[MATERIAL SHOWN — start]
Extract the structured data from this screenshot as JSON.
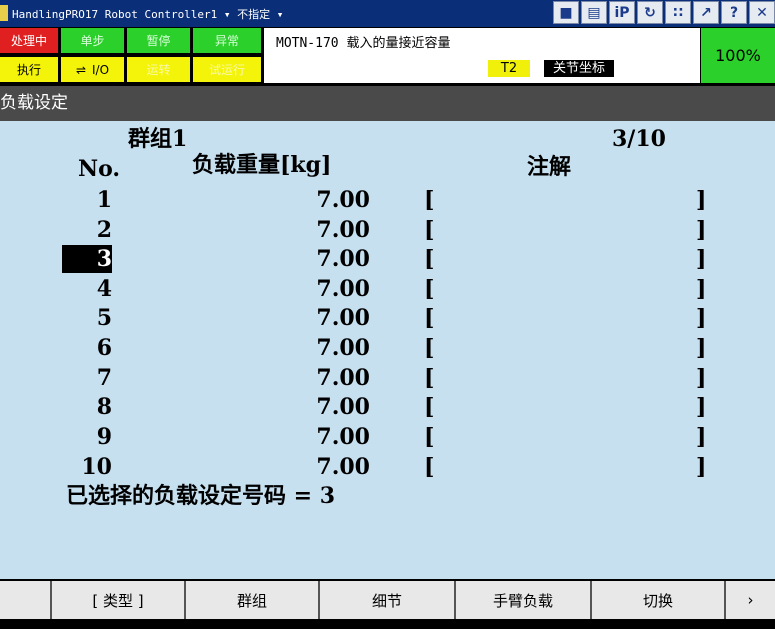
{
  "titlebar": {
    "title": "HandlingPRO17  Robot Controller1 ▾ 不指定 ▾",
    "icons": [
      "trash-icon",
      "keyboard-icon",
      "ip-icon",
      "refresh-icon",
      "step-icon",
      "external-icon",
      "help-icon",
      "close-icon"
    ],
    "icon_glyphs": [
      "■",
      "▤",
      "iP",
      "↻",
      "∷",
      "↗",
      "?",
      "✕"
    ]
  },
  "status": {
    "processing": "处理中",
    "single_step": "单步",
    "hold": "暂停",
    "fault": "异常",
    "running": "执行",
    "io": "I/O",
    "operating": "运转",
    "test_run": "试运行",
    "message": "MOTN-170 载入的量接近容量",
    "mode": "T2",
    "coord_system": "关节坐标",
    "override": "100%"
  },
  "screen": {
    "title": "负载设定",
    "group": "群组1",
    "page": "3/10",
    "col_no": "No.",
    "col_weight": "负载重量[kg]",
    "col_comment": "注解",
    "rows": [
      {
        "no": "1",
        "weight": "7.00",
        "lb": "[",
        "rb": "]"
      },
      {
        "no": "2",
        "weight": "7.00",
        "lb": "[",
        "rb": "]"
      },
      {
        "no": "3",
        "weight": "7.00",
        "lb": "[",
        "rb": "]"
      },
      {
        "no": "4",
        "weight": "7.00",
        "lb": "[",
        "rb": "]"
      },
      {
        "no": "5",
        "weight": "7.00",
        "lb": "[",
        "rb": "]"
      },
      {
        "no": "6",
        "weight": "7.00",
        "lb": "[",
        "rb": "]"
      },
      {
        "no": "7",
        "weight": "7.00",
        "lb": "[",
        "rb": "]"
      },
      {
        "no": "8",
        "weight": "7.00",
        "lb": "[",
        "rb": "]"
      },
      {
        "no": "9",
        "weight": "7.00",
        "lb": "[",
        "rb": "]"
      },
      {
        "no": "10",
        "weight": "7.00",
        "lb": "[",
        "rb": "]"
      }
    ],
    "selected_label": "已选择的负载设定号码 = 3"
  },
  "fkeys": {
    "type": "[ 类型 ]",
    "group": "群组",
    "detail": "细节",
    "arm_load": "手臂负载",
    "switch": "切换",
    "next": "›"
  }
}
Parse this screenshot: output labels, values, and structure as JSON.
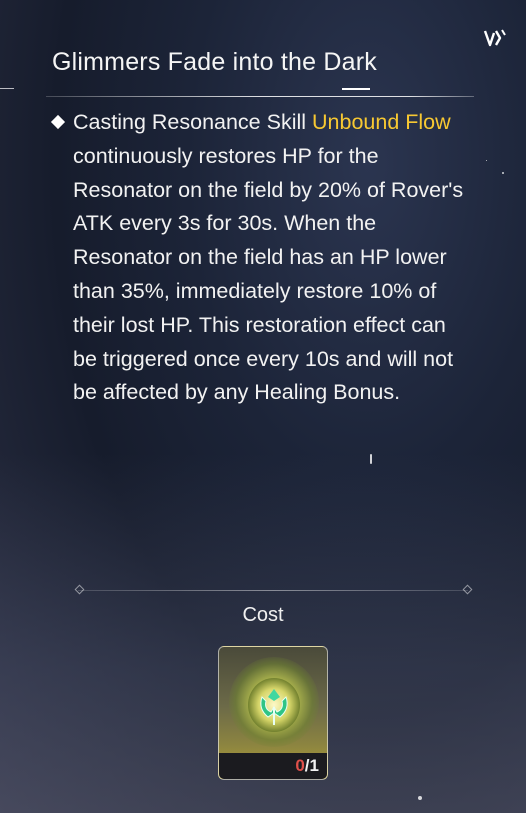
{
  "skill": {
    "title": "Glimmers Fade into the Dark",
    "description_before": "Casting Resonance Skill ",
    "highlight": "Unbound Flow",
    "description_after": " continuously restores HP for the Resonator on the field by 20% of Rover's ATK every 3s for 30s. When the Resonator on the field has an HP lower than 35%, immediately restore 10% of their lost HP. This restoration effect can be triggered once every 10s and will not be affected by any Healing Bonus."
  },
  "cost": {
    "label": "Cost",
    "item": {
      "icon": "spectro-emblem-icon",
      "owned": "0",
      "separator": "/",
      "required": "1"
    }
  },
  "colors": {
    "highlight": "#f7c832",
    "owned_insufficient": "#e0504a"
  },
  "corner_icon": "rank-chevron-icon"
}
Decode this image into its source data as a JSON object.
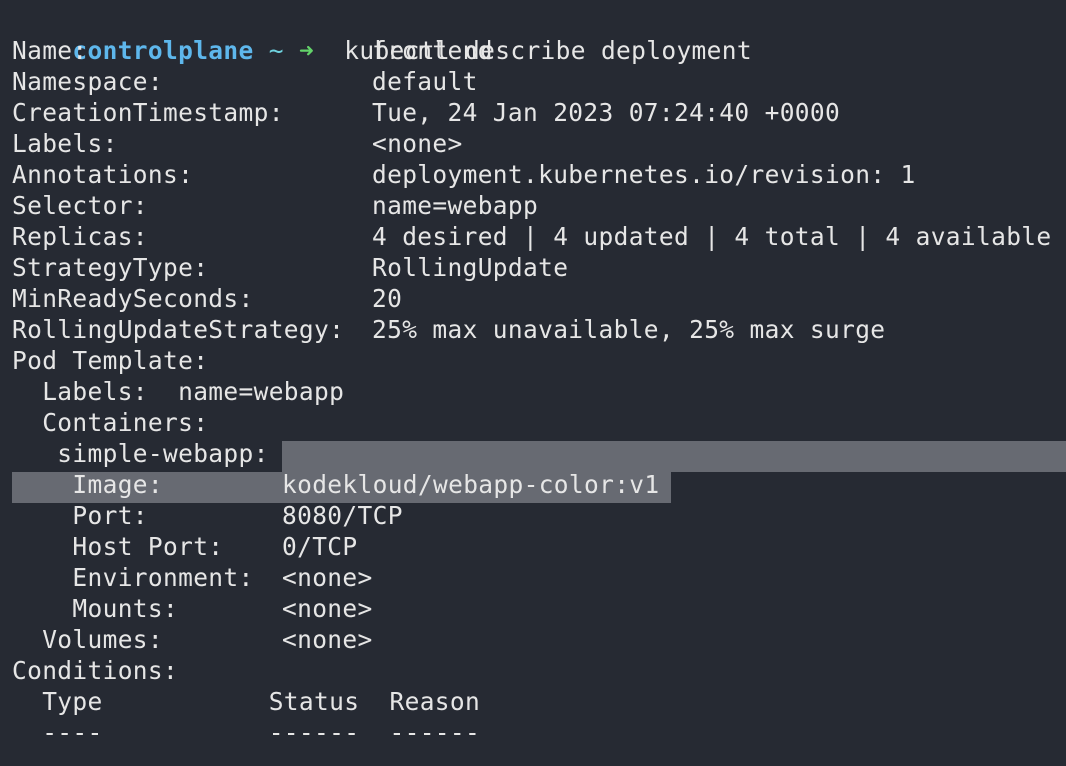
{
  "prompt": {
    "host": "controlplane",
    "path": "~",
    "arrow": "➜",
    "command": "kubectl describe deployment"
  },
  "fields": [
    {
      "key": "Name:",
      "value": "frontend"
    },
    {
      "key": "Namespace:",
      "value": "default"
    },
    {
      "key": "CreationTimestamp:",
      "value": "Tue, 24 Jan 2023 07:24:40 +0000"
    },
    {
      "key": "Labels:",
      "value": "<none>"
    },
    {
      "key": "Annotations:",
      "value": "deployment.kubernetes.io/revision: 1"
    },
    {
      "key": "Selector:",
      "value": "name=webapp"
    },
    {
      "key": "Replicas:",
      "value": "4 desired | 4 updated | 4 total | 4 available"
    },
    {
      "key": "StrategyType:",
      "value": "RollingUpdate"
    },
    {
      "key": "MinReadySeconds:",
      "value": "20"
    },
    {
      "key": "RollingUpdateStrategy:",
      "value": "25% max unavailable, 25% max surge"
    }
  ],
  "pod_template": {
    "heading": "Pod Template:",
    "labels_line": "  Labels:  name=webapp",
    "containers_heading": "  Containers:",
    "container_name": "   simple-webapp:",
    "container_fields": [
      {
        "key": "    Image:",
        "value": "kodekloud/webapp-color:v1"
      },
      {
        "key": "    Port:",
        "value": "8080/TCP"
      },
      {
        "key": "    Host Port:",
        "value": "0/TCP"
      },
      {
        "key": "    Environment:",
        "value": "<none>"
      },
      {
        "key": "    Mounts:",
        "value": "<none>"
      }
    ],
    "volumes": {
      "key": "  Volumes:",
      "value": "<none>"
    }
  },
  "conditions": {
    "heading": "Conditions:",
    "header_line": "  Type           Status  Reason",
    "underline_line": "  ----           ------  ------"
  },
  "colors": {
    "background": "#262a33",
    "text": "#e6e6e6",
    "prompt_host": "#5eb7ec",
    "prompt_arrow": "#63d36a",
    "selection": "#676a72"
  }
}
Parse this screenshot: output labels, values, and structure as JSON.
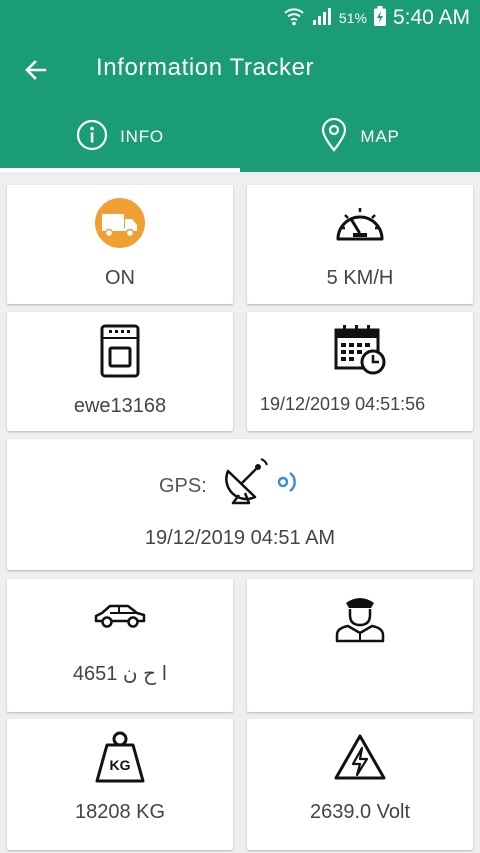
{
  "status_bar": {
    "battery_percent": "51%",
    "time": "5:40 AM",
    "icons": [
      "wifi-icon",
      "signal-icon",
      "battery-charging-icon"
    ]
  },
  "app_bar": {
    "title": "Information Tracker",
    "back_icon": "arrow-left-icon"
  },
  "tabs": [
    {
      "label": "INFO",
      "icon": "info-icon",
      "active": true
    },
    {
      "label": "MAP",
      "icon": "location-pin-icon",
      "active": false
    }
  ],
  "cards": {
    "engine_status": {
      "value": "ON",
      "icon": "truck-icon",
      "icon_color": "#f0a032"
    },
    "speed": {
      "value": "5 KM/H",
      "icon": "speedometer-icon"
    },
    "device_id": {
      "value": "ewe13168",
      "icon": "device-icon"
    },
    "last_update": {
      "value": "19/12/2019 04:51:56",
      "icon": "calendar-clock-icon"
    },
    "gps": {
      "label": "GPS:",
      "timestamp": "19/12/2019 04:51 AM",
      "icon": "satellite-dish-icon",
      "signal_icon": "gps-signal-icon",
      "signal_color": "#3a8fd8"
    },
    "plate": {
      "value": "4651 ا ح ن",
      "icon": "car-icon"
    },
    "driver": {
      "value": "",
      "icon": "driver-icon"
    },
    "weight": {
      "value": "18208 KG",
      "icon": "weight-icon",
      "icon_text": "KG"
    },
    "voltage": {
      "value": "2639.0 Volt",
      "icon": "high-voltage-icon"
    }
  },
  "colors": {
    "primary": "#1a9d74",
    "background": "#efefef",
    "text": "#444444"
  }
}
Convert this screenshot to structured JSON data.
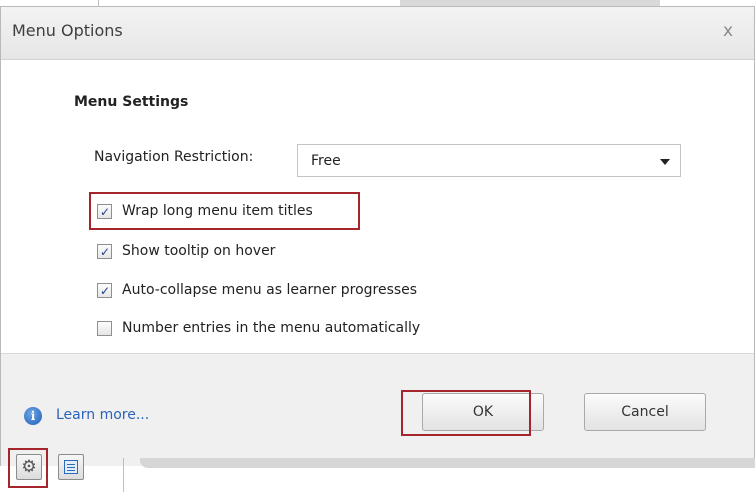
{
  "dialog": {
    "title": "Menu Options",
    "close_glyph": "x",
    "section_heading": "Menu Settings",
    "navigation": {
      "label": "Navigation Restriction:",
      "selected": "Free"
    },
    "options": [
      {
        "label": "Wrap long menu item titles",
        "checked": true,
        "highlighted": true
      },
      {
        "label": "Show tooltip on hover",
        "checked": true,
        "highlighted": false
      },
      {
        "label": "Auto-collapse menu as learner progresses",
        "checked": true,
        "highlighted": false
      },
      {
        "label": "Number entries in the menu automatically",
        "checked": false,
        "highlighted": false
      }
    ],
    "footer": {
      "learn_more": "Learn more...",
      "ok_label": "OK",
      "cancel_label": "Cancel"
    }
  },
  "toolbar": {
    "icons": [
      "gear-icon",
      "menu-list-icon"
    ]
  },
  "colors": {
    "highlight": "#a4262c",
    "link": "#2b63b8",
    "checkmark": "#1d3f88"
  }
}
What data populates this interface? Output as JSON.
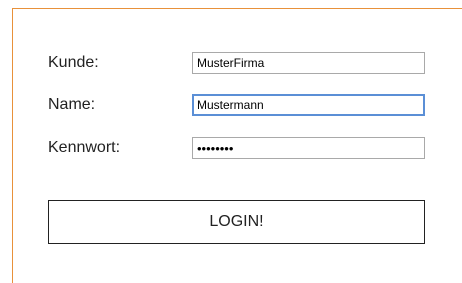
{
  "form": {
    "customer": {
      "label": "Kunde:",
      "value": "MusterFirma"
    },
    "name": {
      "label": "Name:",
      "value": "Mustermann"
    },
    "password": {
      "label": "Kennwort:",
      "value": "12345678"
    },
    "submit_label": "LOGIN!"
  },
  "colors": {
    "panel_border": "#e8913a",
    "focus_border": "#5b8fd6",
    "field_border": "#a9a9a9"
  }
}
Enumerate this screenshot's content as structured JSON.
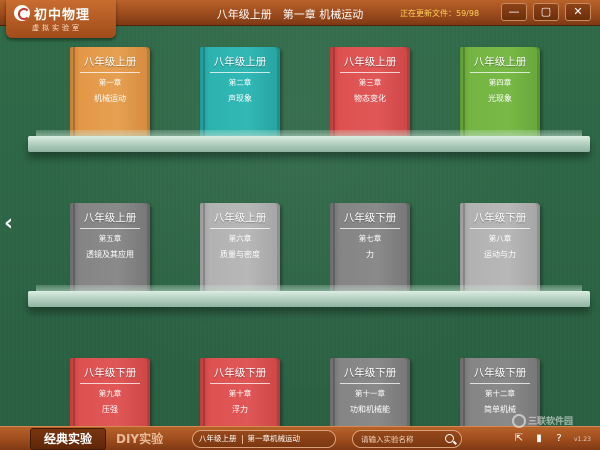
{
  "app": {
    "logo_title": "初中物理",
    "logo_subtitle": "虚拟实验室"
  },
  "header": {
    "title": "八年级上册　第一章 机械运动",
    "update_status": "正在更新文件：59/98",
    "buttons": {
      "minimize": "—",
      "maximize": "▢",
      "close": "✕"
    }
  },
  "shelves": {
    "row1": [
      {
        "grade": "八年级上册",
        "chapter": "第一章",
        "name": "机械运动",
        "color": "#e39847"
      },
      {
        "grade": "八年级上册",
        "chapter": "第二章",
        "name": "声现象",
        "color": "#2cb3b0"
      },
      {
        "grade": "八年级上册",
        "chapter": "第三章",
        "name": "物态变化",
        "color": "#de5151"
      },
      {
        "grade": "八年级上册",
        "chapter": "第四章",
        "name": "光现象",
        "color": "#74b442"
      }
    ],
    "row2": [
      {
        "grade": "八年级上册",
        "chapter": "第五章",
        "name": "透镜及其应用",
        "color": "#858585"
      },
      {
        "grade": "八年级上册",
        "chapter": "第六章",
        "name": "质量与密度",
        "color": "#b2b2b2"
      },
      {
        "grade": "八年级下册",
        "chapter": "第七章",
        "name": "力",
        "color": "#858585"
      },
      {
        "grade": "八年级下册",
        "chapter": "第八章",
        "name": "运动与力",
        "color": "#b2b2b2"
      }
    ],
    "row3": [
      {
        "grade": "八年级下册",
        "chapter": "第九章",
        "name": "压强",
        "color": "#de5151"
      },
      {
        "grade": "八年级下册",
        "chapter": "第十章",
        "name": "浮力",
        "color": "#de5151"
      },
      {
        "grade": "八年级下册",
        "chapter": "第十一章",
        "name": "功和机械能",
        "color": "#858585"
      },
      {
        "grade": "八年级下册",
        "chapter": "第十二章",
        "name": "简单机械",
        "color": "#858585"
      }
    ]
  },
  "nav": {
    "prev": "‹"
  },
  "footer": {
    "tab_classic": "经典实验",
    "tab_diy": "DIY实验",
    "crumb_grade": "八年级上册",
    "crumb_chapter": "第一章机械运动",
    "search_placeholder": "请输入实验名称",
    "version": "v1.23",
    "watermark": "三联软件园"
  }
}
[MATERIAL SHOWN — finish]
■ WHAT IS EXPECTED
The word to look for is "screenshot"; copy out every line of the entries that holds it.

■ WORKED SOLUTION
Extract the structured data from this screenshot as JSON.
Parse this screenshot: output labels, values, and structure as JSON.
Parse this screenshot: output labels, values, and structure as JSON.
Convert this screenshot to structured JSON data.
Enumerate this screenshot's content as structured JSON.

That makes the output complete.